▶ PROBLEM TO SOLVE
Everything in the entries below should be restated exactly, except for the pictures.

▶ GIVEN RECORDS

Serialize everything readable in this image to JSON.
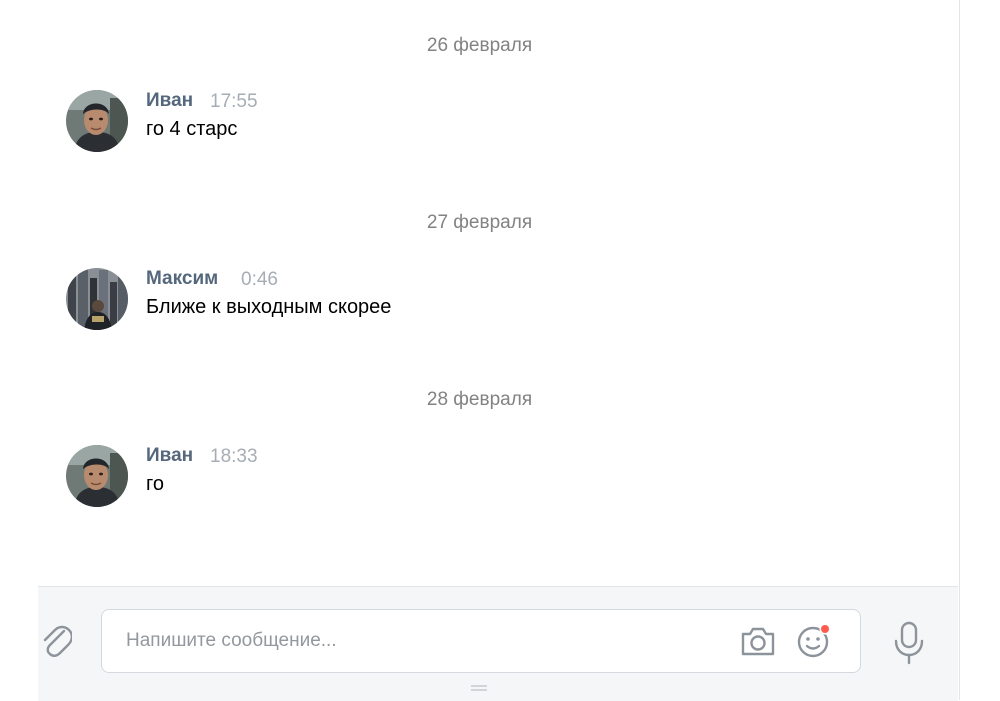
{
  "messages_history": [
    {
      "date": "26 февраля",
      "author": "Иван",
      "time": "17:55",
      "text": "го 4 старс"
    },
    {
      "date": "27 февраля",
      "author": "Максим",
      "time": "0:46",
      "text": "Ближе к выходным скорее"
    },
    {
      "date": "28 февраля",
      "author": "Иван",
      "time": "18:33",
      "text": "го"
    }
  ],
  "composer": {
    "placeholder": "Напишите сообщение...",
    "icons": {
      "attach": "paperclip-icon",
      "camera": "camera-icon",
      "emoji": "smiley-icon",
      "mic": "microphone-icon"
    },
    "emoji_badge_color": "#ff5c4d"
  },
  "colors": {
    "author_name": "#55677d",
    "timestamp": "#a6adb5",
    "date_separator": "#828282",
    "icon": "#8d939b"
  }
}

▶ EXERCISE RESULT
Serialize everything readable in this image to JSON.
{
  "messages_history": [
    {
      "date": "26 февраля",
      "author": "Иван",
      "time": "17:55",
      "text": "го 4 старс"
    },
    {
      "date": "27 февраля",
      "author": "Максим",
      "time": "0:46",
      "text": "Ближе к выходным скорее"
    },
    {
      "date": "28 февраля",
      "author": "Иван",
      "time": "18:33",
      "text": "го"
    }
  ],
  "composer": {
    "placeholder": "Напишите сообщение...",
    "icons": {
      "attach": "paperclip-icon",
      "camera": "camera-icon",
      "emoji": "smiley-icon",
      "mic": "microphone-icon"
    },
    "emoji_badge_color": "#ff5c4d"
  },
  "colors": {
    "author_name": "#55677d",
    "timestamp": "#a6adb5",
    "date_separator": "#828282",
    "icon": "#8d939b"
  }
}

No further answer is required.